Therefore, semantic search means that search engines are now able to differentiate between people, places and things and can use search histories, user locations, global search history and spelling variations to determine a user’s search intent.
But how did semantic search develop?
History of Semantic Search
Back in 2012, Google started talking about the Knowledge Graph, which is essentially a vast database of public domain information and property entities. The Knowledge Graph is the basis for all the large-scale algorithm changes that have happened in the past few years. Take the Hummingbird Update, which rolled out in 2013; this was focussed on ensuring that pages which matched the meaning of what the searcher was looking for ranked better than pages that matched the keywords but not in the context of what the searcher was looking for.
In 2015, Google then went on to launch RankBrain, a system based on machine learning which offered smart query analysis AI and was also a ranking factor as well. It worked in a similar way to Hummingbird but also included the machine-learning component which hadn’t been used before. What the machine learning element does it to look for similarities between pages that searchers are finding useful, and continuously analyse them. Because it is always learning, Rank Brain may class a page on your site to be an excellent response for a searcher, even if your page does not contain the exact words that the searcher is looking for.
What does Semantic Search mean for SEO?
Semantic search has had a significant impact on SEO in recent months, with the main reason being the rise in the popularity of voice search. More and more people are using voice search on their mobile phones, as well as in their home, using Google Home and Amazon Smart Speakers. Creating content for voice search is very different from traditional content creation, as you need to make sure that it gets to the point immediately and is more conversational as well.
How to Optimise Content for Semantic Search
- The first paragraph of any content you create should clearly and concisely answer a common query. You can then go into specifics in the rest of the post.
- Use Schema structured data to help search engines understand your content and the context you are using your keywords in.
- Instead of focussing on keywords, think more about broad topics in your niche that you can cover in depth and create original, high-quality comprehensive resources for your readers.
- Technical SEO is as important as content when it comes to semantic search
- Even with this move towards semantic search, Google’s search engine is still not smart enough yet to fully grasp meanings on its own, and so optimising your site in a way that will help it to understand your content is key to the success of your content:
- Keywords still matter and so you should include them in your title tags, header tags, meta tags, URL and body text as long as this is done in a natural way

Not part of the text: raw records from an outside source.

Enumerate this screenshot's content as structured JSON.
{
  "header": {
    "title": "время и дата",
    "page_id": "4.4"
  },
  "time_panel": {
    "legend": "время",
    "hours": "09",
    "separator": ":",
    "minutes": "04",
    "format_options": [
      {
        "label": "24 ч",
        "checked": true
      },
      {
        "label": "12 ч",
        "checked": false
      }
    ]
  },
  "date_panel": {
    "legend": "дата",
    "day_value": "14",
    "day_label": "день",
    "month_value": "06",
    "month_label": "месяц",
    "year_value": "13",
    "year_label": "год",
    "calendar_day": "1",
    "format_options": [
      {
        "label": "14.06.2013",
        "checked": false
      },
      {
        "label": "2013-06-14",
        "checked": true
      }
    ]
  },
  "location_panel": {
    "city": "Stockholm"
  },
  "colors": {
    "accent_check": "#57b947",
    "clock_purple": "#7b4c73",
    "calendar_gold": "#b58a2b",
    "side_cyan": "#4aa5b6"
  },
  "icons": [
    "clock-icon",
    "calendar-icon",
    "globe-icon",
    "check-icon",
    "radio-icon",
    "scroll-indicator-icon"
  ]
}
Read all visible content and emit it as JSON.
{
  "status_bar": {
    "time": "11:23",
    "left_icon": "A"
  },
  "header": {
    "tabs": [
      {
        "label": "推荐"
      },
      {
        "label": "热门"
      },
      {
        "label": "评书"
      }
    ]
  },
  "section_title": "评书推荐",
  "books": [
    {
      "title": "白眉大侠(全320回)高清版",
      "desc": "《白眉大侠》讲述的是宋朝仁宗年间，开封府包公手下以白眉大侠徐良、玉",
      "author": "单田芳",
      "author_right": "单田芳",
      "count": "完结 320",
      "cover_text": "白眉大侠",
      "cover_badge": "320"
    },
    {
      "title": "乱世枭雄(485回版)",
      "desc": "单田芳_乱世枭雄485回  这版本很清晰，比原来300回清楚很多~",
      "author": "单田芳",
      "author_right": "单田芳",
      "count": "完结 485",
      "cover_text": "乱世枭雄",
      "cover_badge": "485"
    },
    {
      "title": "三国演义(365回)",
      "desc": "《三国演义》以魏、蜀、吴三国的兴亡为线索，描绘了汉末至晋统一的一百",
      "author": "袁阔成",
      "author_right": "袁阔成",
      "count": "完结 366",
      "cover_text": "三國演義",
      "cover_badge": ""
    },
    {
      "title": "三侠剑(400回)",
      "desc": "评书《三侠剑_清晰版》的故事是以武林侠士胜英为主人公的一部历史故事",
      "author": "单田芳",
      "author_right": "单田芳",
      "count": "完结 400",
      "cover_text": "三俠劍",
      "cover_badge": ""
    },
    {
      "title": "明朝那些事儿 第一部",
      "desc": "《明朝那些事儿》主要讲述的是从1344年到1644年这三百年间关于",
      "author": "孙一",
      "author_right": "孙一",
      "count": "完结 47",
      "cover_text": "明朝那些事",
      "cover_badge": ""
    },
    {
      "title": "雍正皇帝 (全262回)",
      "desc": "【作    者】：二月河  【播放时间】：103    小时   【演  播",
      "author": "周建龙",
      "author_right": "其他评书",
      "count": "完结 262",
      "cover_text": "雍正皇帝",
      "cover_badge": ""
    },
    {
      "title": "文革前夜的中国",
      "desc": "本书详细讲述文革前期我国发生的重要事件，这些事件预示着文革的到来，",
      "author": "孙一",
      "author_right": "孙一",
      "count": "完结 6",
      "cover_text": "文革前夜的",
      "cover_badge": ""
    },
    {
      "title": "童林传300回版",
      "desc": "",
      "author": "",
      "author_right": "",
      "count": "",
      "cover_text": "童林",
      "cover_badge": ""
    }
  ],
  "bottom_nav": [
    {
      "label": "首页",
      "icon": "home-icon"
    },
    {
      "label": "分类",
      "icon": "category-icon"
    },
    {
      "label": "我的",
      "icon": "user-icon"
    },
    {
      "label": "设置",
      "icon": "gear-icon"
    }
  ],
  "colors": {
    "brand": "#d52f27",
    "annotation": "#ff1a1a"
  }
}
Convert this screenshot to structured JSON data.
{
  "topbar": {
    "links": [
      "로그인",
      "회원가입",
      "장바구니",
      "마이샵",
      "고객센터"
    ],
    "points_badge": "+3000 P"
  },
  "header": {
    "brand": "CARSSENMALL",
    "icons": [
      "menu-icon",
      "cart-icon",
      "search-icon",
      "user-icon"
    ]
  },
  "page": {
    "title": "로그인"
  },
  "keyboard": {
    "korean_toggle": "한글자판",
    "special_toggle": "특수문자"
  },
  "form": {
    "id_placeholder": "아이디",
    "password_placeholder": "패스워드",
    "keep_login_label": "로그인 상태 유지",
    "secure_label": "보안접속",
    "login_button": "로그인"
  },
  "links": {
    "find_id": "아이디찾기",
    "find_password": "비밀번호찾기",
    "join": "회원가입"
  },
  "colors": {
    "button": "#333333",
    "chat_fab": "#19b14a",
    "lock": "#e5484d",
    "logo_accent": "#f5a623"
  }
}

- Authoritative link building is still important so make sure you are using proper internal linking structures and prioritise content that you think will naturally attract links to it
- Eliminate redirects as much as you possibly can, and aim to get it down to at the most one per page.
- Site speed has become more important recently, and so you should make sure your website speed is as fast as possible
To summarise, Google is getting better at understanding the context of content, the relationship between concepts, and user intent – so the content that you post on your website needs to be built with both people and search engines in mind. This can be a hard balance to strike, and so if you need help with that you know where to come! Call us on 01625 238 770 or email us at firstname.lastname@example.org.